Blue Shield of California will have to pay rebates of over $100 per enrollee and turn over $93 million in excess profits to the federal government because it overcharged for coverage sold to individuals in 2014, according to data the health plan submitted Friday to regulators.
Health insurers are required under Obamacare rules to pay rebates to members if medical expenses account for less than 80% of the premiums collected in a given year. In addition, insurers must pay the federal government a portion of any profits above specified levels, payments that the government uses to offset excess losses experienced by other insurers.
In a regulatory filing in support of its planned rate increases for next year, Blue Shield reported that it expects to pay $93 million to the federal government and $54 million to its enrollees based on its 2014 results. Spread among the health plan's 503,829 individual plan members, the rebate payments would average $107 apiece.
The actual amounts could end up higher. A key element in calculating rebates is the total amount of Obamacare “premium stabilization” payments received by a health plan from the federal government. In its rate filing, Blue Shield estimated getting $461 million. But the government reported in June making total payments of $498 million to Blue Shield for its individual market business. Using the higher figure would produce a higher rebate amount.
Blue Shield must submit to federal regulators the final calculation of its 2014 rebate payments by August 31 and mail checks by September 30.

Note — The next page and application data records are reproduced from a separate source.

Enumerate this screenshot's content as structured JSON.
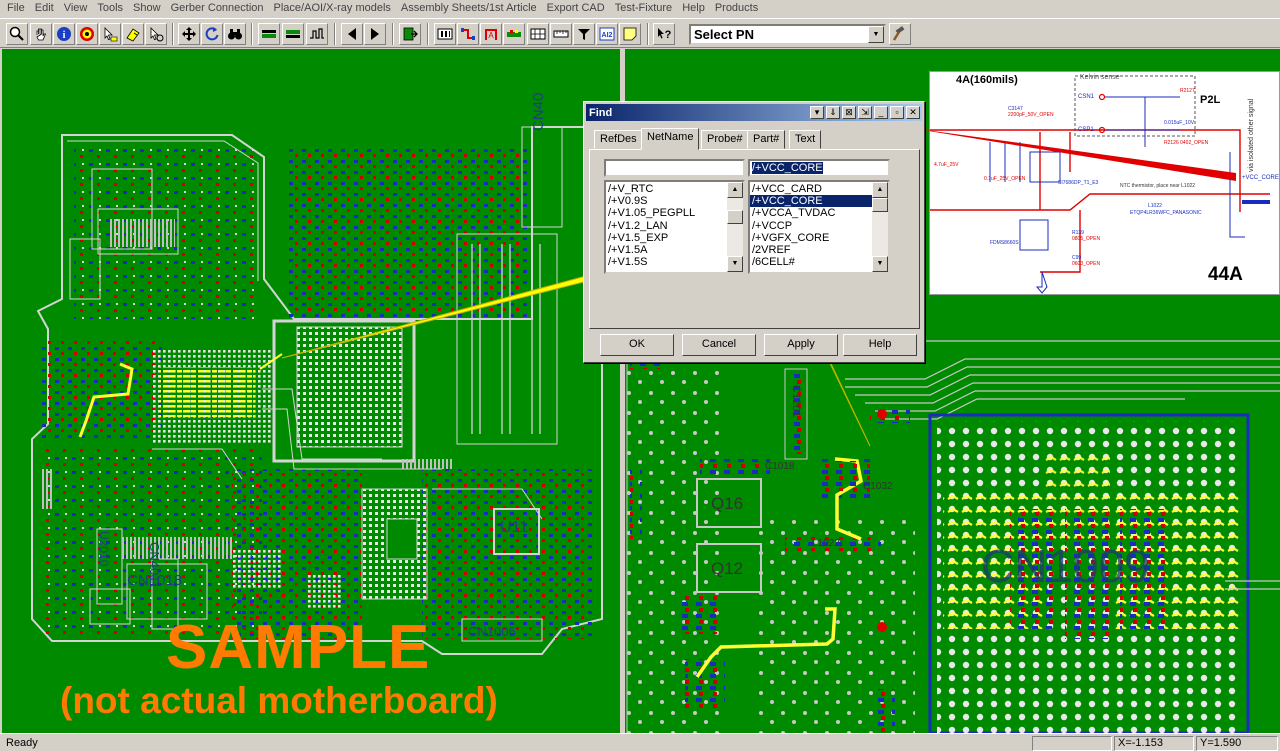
{
  "menu": [
    "File",
    "Edit",
    "View",
    "Tools",
    "Show",
    "Gerber Connection",
    "Place/AOI/X-ray models",
    "Assembly Sheets/1st Article",
    "Export CAD",
    "Test-Fixture",
    "Help",
    "Products"
  ],
  "toolbar": {
    "select_pn": "Select PN",
    "icons": [
      "zoom-icon",
      "hand-icon",
      "info-icon",
      "target-icon",
      "select-arrow-icon",
      "highlight-icon",
      "pick-icon",
      "move-icon",
      "refresh-icon",
      "binoculars-icon",
      "top-side-icon",
      "bottom-side-icon",
      "layers-icon",
      "prev-icon",
      "next-icon",
      "exit-icon",
      "pins-icon",
      "net-icon",
      "trace-icon",
      "comp-icon",
      "grid-icon",
      "ruler-icon",
      "ai2-icon",
      "note-icon",
      "help-cursor-icon"
    ]
  },
  "find_dialog": {
    "title": "Find",
    "tabs": [
      "RefDes",
      "NetName",
      "Probe#",
      "Part#",
      "Text"
    ],
    "active_tab": "NetName",
    "left_input": "",
    "right_input": "/+VCC_CORE",
    "left_list": [
      "/+V_RTC",
      "/+V0.9S",
      "/+V1.05_PEGPLL",
      "/+V1.2_LAN",
      "/+V1.5_EXP",
      "/+V1.5A",
      "/+V1.5S"
    ],
    "right_list": [
      "/+VCC_CARD",
      "/+VCC_CORE",
      "/+VCCA_TVDAC",
      "/+VCCP",
      "/+VGFX_CORE",
      "/2VREF",
      "/6CELL#"
    ],
    "right_selected": "/+VCC_CORE",
    "buttons": [
      "OK",
      "Cancel",
      "Apply",
      "Help"
    ]
  },
  "board_left": {
    "sample_line1": "SAMPLE",
    "sample_line2": "(not actual motherboard)",
    "labels": [
      "CN4011",
      "CN1018",
      "CN1006",
      "U11",
      "U2010",
      "CN40"
    ]
  },
  "board_right": {
    "labels": [
      "Q16",
      "Q12",
      "CN1009",
      "C1201",
      "L1022",
      "C1018",
      "C1032"
    ]
  },
  "schematic": {
    "title": "4A(160mils)",
    "current": "44A",
    "kelvin": "Kelvin sense",
    "csn": "CSN1",
    "csp": "CSP1",
    "p2l": "P2L",
    "vcc_label": "+VCC_CORE",
    "ntc": "NTC thermistor, place near L1022",
    "inductor": "ETQP4LR36WFC_PANASONIC",
    "q10": "SI7686DP_T1_E3",
    "q12": "FDMS8660S",
    "c3147": "C3147",
    "c3147_v": "2200pF_50V_OPEN",
    "r2127": "R2127",
    "r2126": "R2126  0402_OPEN",
    "c2068": "0.015uF_10V",
    "r139": "R139",
    "r139_v": "0805_OPEN",
    "c99": "C99",
    "c99_v": "0603_OPEN",
    "cap1": "4.7uF_25V",
    "cap2": "0.1uF_25V_OPEN",
    "l1022": "L1022",
    "side_note": "via isolated other signal"
  },
  "status": {
    "ready": "Ready",
    "x": "X=-1.153",
    "y": "Y=1.590"
  },
  "colors": {
    "board": "#008a00",
    "trace": "#d4d4d4",
    "pad": "#d00000",
    "via": "#1a2cbf",
    "net_highlight": "#ffff33",
    "sample_text": "#ff7a00",
    "titlebar": "#0a246a"
  }
}
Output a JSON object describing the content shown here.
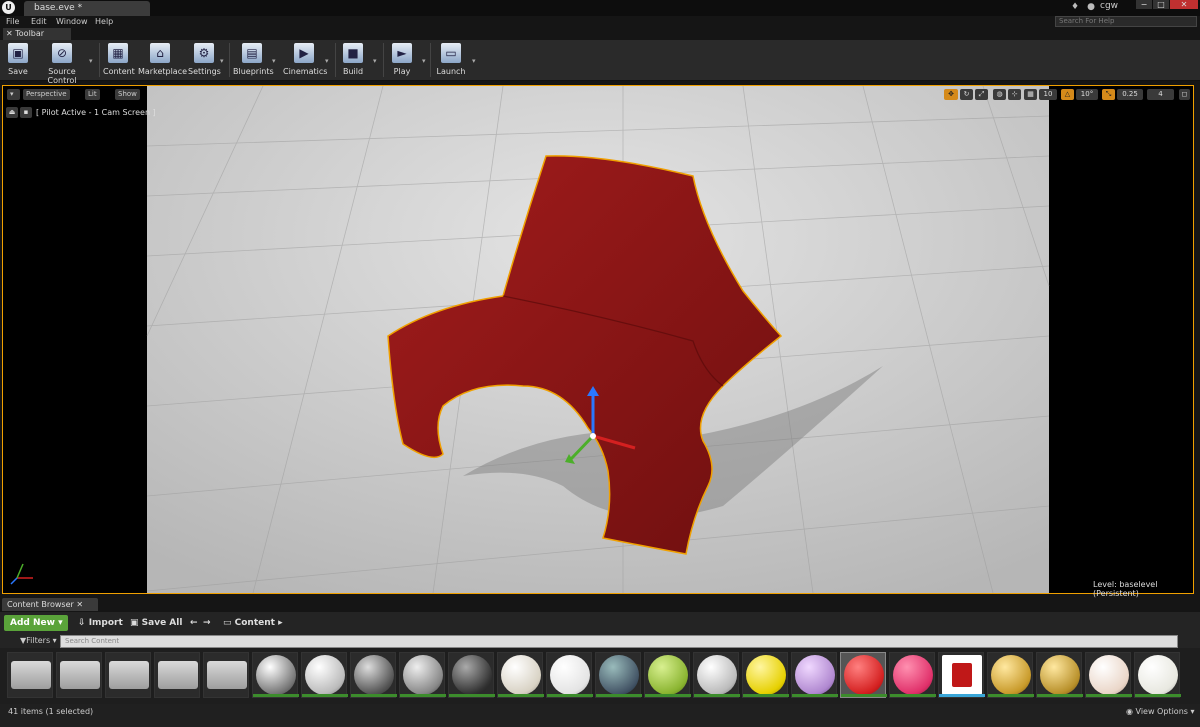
{
  "window": {
    "document_tab": "base.eve *",
    "username": "cgw",
    "help_search_placeholder": "Search For Help",
    "minimize": "−",
    "restore": "□",
    "close": "✕"
  },
  "menu": [
    "File",
    "Edit",
    "Window",
    "Help"
  ],
  "toolbar_tab": "Toolbar",
  "toolbar": [
    {
      "label": "Save",
      "icon": "save-icon"
    },
    {
      "label": "Source Control",
      "icon": "source-control-icon"
    },
    {
      "label": "Content",
      "icon": "content-icon"
    },
    {
      "label": "Marketplace",
      "icon": "marketplace-icon"
    },
    {
      "label": "Settings",
      "icon": "settings-icon"
    },
    {
      "label": "Blueprints",
      "icon": "blueprints-icon"
    },
    {
      "label": "Cinematics",
      "icon": "cinematics-icon"
    },
    {
      "label": "Build",
      "icon": "build-icon"
    },
    {
      "label": "Play",
      "icon": "play-icon"
    },
    {
      "label": "Launch",
      "icon": "launch-icon"
    }
  ],
  "viewport": {
    "perspective": "Perspective",
    "lit": "Lit",
    "show": "Show",
    "pilot": "[ Pilot Active - 1 Cam Screen ]",
    "grid_snap": "10",
    "rotation_snap": "10°",
    "scale_snap": "0.25",
    "camera_speed": "4",
    "level_label": "Level:  baselevel (Persistent)"
  },
  "content_browser": {
    "tab": "Content Browser",
    "add_new": "Add New",
    "import": "Import",
    "save_all": "Save All",
    "path": "Content",
    "filters": "Filters",
    "search_placeholder": "Search Content",
    "status": "41 items (1 selected)",
    "view_options": "View Options"
  },
  "colors": {
    "accent": "#f0a000",
    "chair_red": "#8b1414",
    "add_new_green": "#5aa33a",
    "material_bar": "#3c8c2c"
  }
}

Update 8/5: The LA Times reported today that Blue Shield told the paper that it would be required to pay a total of $61.7 million in rebates to its individual customers or an average of $136 per enrollee. This is more than Blue Shield reported in its rate filing, and is likely due to the discrepancy described regarding the premium stabilization payments Blue Shield received.